## Data for review:
- - - - -

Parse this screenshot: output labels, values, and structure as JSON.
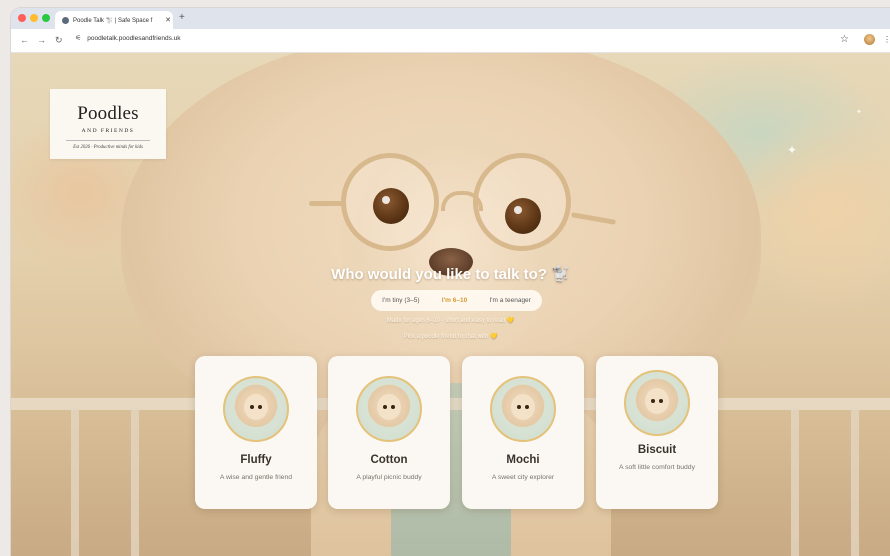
{
  "browser": {
    "tab_title": "Poodle Talk 🐩 | Safe Space f",
    "tab_close": "✕",
    "new_tab": "+",
    "back": "←",
    "forward": "→",
    "reload": "↻",
    "url": "poodletalk.poodlesandfriends.uk",
    "bookmark": "☆",
    "menu": "⋮"
  },
  "logo": {
    "name": "Poodles",
    "subtitle": "AND FRIENDS",
    "tagline": "Est 2026 · Productive minds for kids"
  },
  "hero": {
    "headline": "Who would you like to talk to? 🐩",
    "age_options": [
      {
        "label": "I'm tiny (3–5)",
        "active": false
      },
      {
        "label": "I'm 6–10",
        "active": true
      },
      {
        "label": "I'm a teenager",
        "active": false
      }
    ],
    "note1": "Made for ages 6–10 · short and easy to read 💛",
    "note2": "Pick a poodle friend to chat with 💛"
  },
  "characters": [
    {
      "name": "Fluffy",
      "description": "A wise and gentle friend"
    },
    {
      "name": "Cotton",
      "description": "A playful picnic buddy"
    },
    {
      "name": "Mochi",
      "description": "A sweet city explorer"
    },
    {
      "name": "Biscuit",
      "description": "A soft little comfort buddy"
    }
  ],
  "colors": {
    "accent": "#d49a2e",
    "card_bg": "#fbf8f4",
    "avatar_ring": "#e5c27a"
  }
}
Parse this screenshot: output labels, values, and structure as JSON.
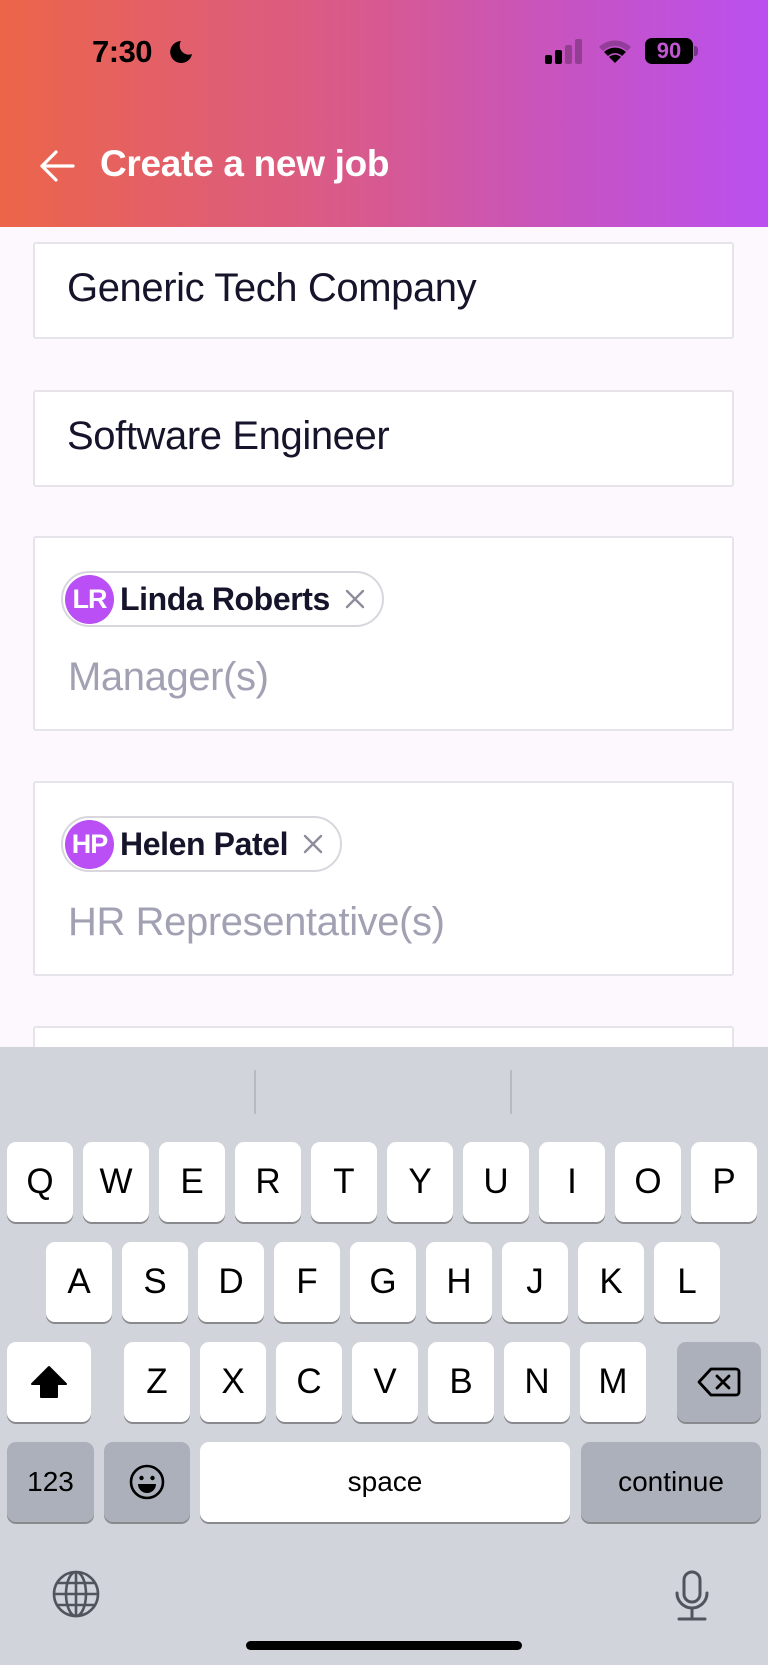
{
  "status_bar": {
    "time": "7:30",
    "battery": "90",
    "icons": [
      "moon-icon",
      "signal-icon",
      "wifi-icon",
      "battery-icon"
    ]
  },
  "header": {
    "title": "Create a new job",
    "back_icon": "arrow-left-icon",
    "gradient": [
      "#ec6549",
      "#bb50f0"
    ]
  },
  "form": {
    "company": {
      "value": "Generic Tech Company"
    },
    "job_title": {
      "value": "Software Engineer"
    },
    "managers": {
      "placeholder": "Manager(s)",
      "chips": [
        {
          "initials": "LR",
          "name": "Linda Roberts"
        }
      ]
    },
    "hr_reps": {
      "placeholder": "HR Representative(s)",
      "chips": [
        {
          "initials": "HP",
          "name": "Helen Patel"
        }
      ]
    },
    "accent": "#b94ff4"
  },
  "keyboard": {
    "row1": [
      "Q",
      "W",
      "E",
      "R",
      "T",
      "Y",
      "U",
      "I",
      "O",
      "P"
    ],
    "row2": [
      "A",
      "S",
      "D",
      "F",
      "G",
      "H",
      "J",
      "K",
      "L"
    ],
    "row3": [
      "Z",
      "X",
      "C",
      "V",
      "B",
      "N",
      "M"
    ],
    "numbers_label": "123",
    "space_label": "space",
    "return_label": "continue"
  }
}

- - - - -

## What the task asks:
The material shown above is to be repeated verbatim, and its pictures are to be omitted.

## Response area:
Parse this screenshot: output labels, values, and structure as JSON.
{
  "browser": {
    "tab_title": "Poodle Talk 🐩 | Safe Space f",
    "tab_close": "✕",
    "new_tab": "+",
    "back": "←",
    "forward": "→",
    "reload": "↻",
    "url": "poodletalk.poodlesandfriends.uk",
    "bookmark": "☆",
    "menu": "⋮"
  },
  "logo": {
    "name": "Poodles",
    "subtitle": "AND FRIENDS",
    "tagline": "Est 2026 · Productive minds for kids"
  },
  "hero": {
    "headline": "Who would you like to talk to? 🐩",
    "age_options": [
      {
        "label": "I'm tiny (3–5)",
        "active": false
      },
      {
        "label": "I'm 6–10",
        "active": true
      },
      {
        "label": "I'm a teenager",
        "active": false
      }
    ],
    "note1": "Made for ages 6–10 · short and easy to read 💛",
    "note2": "Pick a poodle friend to chat with 💛"
  },
  "characters": [
    {
      "name": "Fluffy",
      "description": "A wise and gentle friend"
    },
    {
      "name": "Cotton",
      "description": "A playful picnic buddy"
    },
    {
      "name": "Mochi",
      "description": "A sweet city explorer"
    },
    {
      "name": "Biscuit",
      "description": "A soft little comfort buddy"
    }
  ],
  "colors": {
    "accent": "#d49a2e",
    "card_bg": "#fbf8f4",
    "avatar_ring": "#e5c27a"
  }
}
Parse this screenshot: output labels, values, and structure as JSON.
{
  "status_bar": {
    "time": "7:30",
    "battery": "90",
    "icons": [
      "moon-icon",
      "signal-icon",
      "wifi-icon",
      "battery-icon"
    ]
  },
  "header": {
    "title": "Create a new job",
    "back_icon": "arrow-left-icon",
    "gradient": [
      "#ec6549",
      "#bb50f0"
    ]
  },
  "form": {
    "company": {
      "value": "Generic Tech Company"
    },
    "job_title": {
      "value": "Software Engineer"
    },
    "managers": {
      "placeholder": "Manager(s)",
      "chips": [
        {
          "initials": "LR",
          "name": "Linda Roberts"
        }
      ]
    },
    "hr_reps": {
      "placeholder": "HR Representative(s)",
      "chips": [
        {
          "initials": "HP",
          "name": "Helen Patel"
        }
      ]
    },
    "accent": "#b94ff4"
  },
  "keyboard": {
    "row1": [
      "Q",
      "W",
      "E",
      "R",
      "T",
      "Y",
      "U",
      "I",
      "O",
      "P"
    ],
    "row2": [
      "A",
      "S",
      "D",
      "F",
      "G",
      "H",
      "J",
      "K",
      "L"
    ],
    "row3": [
      "Z",
      "X",
      "C",
      "V",
      "B",
      "N",
      "M"
    ],
    "numbers_label": "123",
    "space_label": "space",
    "return_label": "continue"
  }
}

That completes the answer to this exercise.